Nope. This is Microsoft after all. Not only can't I find said simple 'read the config' function, I can't really find a straight answer. (The fact that I didn't know to google "Classic ASP" didn't help. - Hey! Stop laughing. I still am not sure what the language is called. vbscript, visual basic, asp... WTF? I hate Microsoft apps. I'm only doing this because nobody else in my shop could figure out why it was broken.)

Of course, StackOverflow eventually came to the rescue, sort of. A nice person named Connor worked through this problem. It didn't work for me right away but, thanks. It saved my bacon. I present it here so I can find it again if I am ever again unable to escape a Classic ASP task, and so that it has more good google keywords. This is copied directly out of my app. It works.


'****************************** GetConfigValue *******************************
' Purpose:      Utility function to get value from a configuration file.
' Conditions:   CONFIG_FILE_PATH must be refer to a valid XML file
' Input:        sectionName - a section in the file, eg, appSettings
'               attrName - refers to the "key" attribute of an entry
' Output:       A string containing the value of the appropriate entry
'**********************************************************************************

CONFIG_FILE_PATH="Web.config" 'if no qualifier, refers to this directory. can point elsewhere.
Function GetConfigValue(sectionName, attrName)
    Dim oXML, oNode, oChild, oAttr, dsn
    Set oXML=Server.CreateObject("Microsoft.XMLDOM")
    oXML.Async = "false"
    oXML.Load(Server.MapPath(CONFIG_FILE_PATH))
    Set oNode = oXML.GetElementsByTagName(sectionName).Item(0)
    Set oChild = oNode.GetElementsByTagName("add")
    ' Get the first match
    For Each oAttr in oChild
        If  oAttr.getAttribute("key") = attrName then
            dsn = oAttr.getAttribute("value")
            GetConfigValue = dsn
            Exit Function
        End If
    Next
End Function

settingValue = GetConfigValue("appSettings", "someKeyName")
Response.Write(settingValue)


ps, here's Connor's post: http://stackoverflow.com/questions/28960446/having-classic-asp-read-in-a-key-from-appsettings-in-a-web-config-file/34779392#34779392



why use "console.log.bind(console)"

Oddly, I never saw this construct much until recently (late 2015). I suppose that's because the problem it solves wasn't common before promises arrived on the scene and people wanted to pass console.log around for debugging purposes. When it did start showing up, I was perplexed. I am 100% comfortable with the details of the bind() function and why to use it. I could not, for the life of me, understand why it was needed here.

The answer:

It's not needed. I tried to get the behavior discussed below in a few contexts and it appears that console.log has been revised so that this isn't needed. Or, maybe it is. I didn't do a comprehensive check of the entire world.

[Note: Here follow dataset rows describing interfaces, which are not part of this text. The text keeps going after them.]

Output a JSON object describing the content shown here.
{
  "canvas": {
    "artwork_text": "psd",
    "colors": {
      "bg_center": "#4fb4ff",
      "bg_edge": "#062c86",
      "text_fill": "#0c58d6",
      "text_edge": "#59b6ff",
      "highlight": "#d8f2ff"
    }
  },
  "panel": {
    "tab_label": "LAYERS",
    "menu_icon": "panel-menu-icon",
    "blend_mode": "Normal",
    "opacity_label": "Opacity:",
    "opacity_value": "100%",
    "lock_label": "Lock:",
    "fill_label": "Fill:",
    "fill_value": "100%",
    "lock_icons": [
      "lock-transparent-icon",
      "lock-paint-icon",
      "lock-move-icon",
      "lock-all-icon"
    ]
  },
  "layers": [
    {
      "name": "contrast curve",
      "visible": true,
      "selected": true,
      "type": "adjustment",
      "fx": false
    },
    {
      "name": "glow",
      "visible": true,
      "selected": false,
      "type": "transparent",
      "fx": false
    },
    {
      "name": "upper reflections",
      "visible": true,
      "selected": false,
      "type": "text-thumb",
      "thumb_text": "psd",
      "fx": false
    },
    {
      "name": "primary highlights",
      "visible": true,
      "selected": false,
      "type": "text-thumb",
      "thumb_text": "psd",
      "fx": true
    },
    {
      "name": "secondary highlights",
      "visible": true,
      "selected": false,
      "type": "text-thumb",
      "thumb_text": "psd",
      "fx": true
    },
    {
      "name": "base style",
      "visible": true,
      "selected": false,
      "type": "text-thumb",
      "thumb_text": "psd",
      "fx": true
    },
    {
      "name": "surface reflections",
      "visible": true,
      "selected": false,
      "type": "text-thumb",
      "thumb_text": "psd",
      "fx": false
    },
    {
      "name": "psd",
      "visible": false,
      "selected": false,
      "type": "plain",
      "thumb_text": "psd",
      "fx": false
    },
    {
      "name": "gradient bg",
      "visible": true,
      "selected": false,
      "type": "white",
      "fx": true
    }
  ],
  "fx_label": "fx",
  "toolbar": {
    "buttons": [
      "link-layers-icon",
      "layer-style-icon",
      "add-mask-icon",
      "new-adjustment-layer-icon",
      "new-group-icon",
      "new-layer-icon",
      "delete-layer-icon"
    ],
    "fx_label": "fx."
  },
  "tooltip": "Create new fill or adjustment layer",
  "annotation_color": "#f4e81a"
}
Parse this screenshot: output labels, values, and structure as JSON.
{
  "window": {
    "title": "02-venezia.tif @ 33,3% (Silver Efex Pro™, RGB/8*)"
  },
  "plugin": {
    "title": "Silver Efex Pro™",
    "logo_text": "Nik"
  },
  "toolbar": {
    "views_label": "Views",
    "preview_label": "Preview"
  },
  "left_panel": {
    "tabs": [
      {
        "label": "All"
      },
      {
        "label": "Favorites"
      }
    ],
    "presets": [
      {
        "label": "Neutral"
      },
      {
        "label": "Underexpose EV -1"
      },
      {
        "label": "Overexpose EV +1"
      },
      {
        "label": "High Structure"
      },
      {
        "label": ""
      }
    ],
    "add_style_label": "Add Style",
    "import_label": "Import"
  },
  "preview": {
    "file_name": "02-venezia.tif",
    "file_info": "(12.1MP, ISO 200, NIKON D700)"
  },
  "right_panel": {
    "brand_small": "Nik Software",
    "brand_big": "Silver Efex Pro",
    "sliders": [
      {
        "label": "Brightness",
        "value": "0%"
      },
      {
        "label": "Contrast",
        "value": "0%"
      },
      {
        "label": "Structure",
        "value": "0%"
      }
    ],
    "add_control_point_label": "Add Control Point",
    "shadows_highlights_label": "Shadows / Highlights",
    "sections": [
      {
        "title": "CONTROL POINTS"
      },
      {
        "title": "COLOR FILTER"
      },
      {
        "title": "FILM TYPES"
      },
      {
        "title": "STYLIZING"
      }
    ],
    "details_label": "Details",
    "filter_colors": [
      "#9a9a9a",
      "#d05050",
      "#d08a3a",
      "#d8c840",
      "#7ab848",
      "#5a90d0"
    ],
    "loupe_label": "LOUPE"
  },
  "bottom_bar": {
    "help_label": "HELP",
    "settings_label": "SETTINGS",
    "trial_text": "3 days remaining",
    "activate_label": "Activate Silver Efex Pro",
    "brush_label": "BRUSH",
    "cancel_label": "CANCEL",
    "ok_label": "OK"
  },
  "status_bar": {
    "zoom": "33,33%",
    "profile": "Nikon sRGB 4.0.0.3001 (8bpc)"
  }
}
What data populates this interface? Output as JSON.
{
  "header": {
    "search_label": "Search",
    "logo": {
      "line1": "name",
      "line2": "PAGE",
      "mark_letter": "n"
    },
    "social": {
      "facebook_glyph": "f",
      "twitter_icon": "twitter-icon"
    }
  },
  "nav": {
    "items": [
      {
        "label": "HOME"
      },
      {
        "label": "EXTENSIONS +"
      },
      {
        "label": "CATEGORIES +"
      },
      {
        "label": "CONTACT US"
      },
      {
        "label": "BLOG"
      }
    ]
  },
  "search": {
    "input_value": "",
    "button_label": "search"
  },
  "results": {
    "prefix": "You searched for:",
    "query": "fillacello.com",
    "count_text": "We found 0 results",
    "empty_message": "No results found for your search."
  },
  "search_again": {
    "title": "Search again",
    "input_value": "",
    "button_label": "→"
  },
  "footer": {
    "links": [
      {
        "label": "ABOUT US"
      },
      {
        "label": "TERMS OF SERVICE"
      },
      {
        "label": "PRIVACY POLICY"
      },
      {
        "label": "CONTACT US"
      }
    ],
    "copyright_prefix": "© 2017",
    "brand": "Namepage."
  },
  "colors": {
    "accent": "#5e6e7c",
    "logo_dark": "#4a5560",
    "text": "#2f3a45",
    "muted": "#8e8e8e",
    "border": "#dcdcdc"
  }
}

Well, then, wtf?

Turns out that, in some previous world (perhaps some browsers today that I don't have the patience to experiment with), console.log() contains a reference to it's own this which is lost in a simple function assignment. IE...

If you, for some reason, want to pass the function console.log around, eg,

var xxx=console.log

xxx('message');

It won't work. The console.s log() method refers to this.something that isn't a part of it's new, post assignment 'this' (ie, the global scope, which is 'this' when nothing else is applicable).

That is, if you could magically add console.dir(this) to console.log, you would get something in this spirit...

{

log:function,

somethingElse:godKnowsWhat

}

But, if you were magically able to get that same console.dir(this) after the assignment to xxx, it would produce something like this...

{

//global scope items that do not include anything name somethingElse

}

The construct in question specifies the value of this for the newly assigned xxx

var xxx=console.log.bind(console);

That is, it will be bound to its original 'this', (ie, this===console) and it will be able to find whatever somethingElse it needs.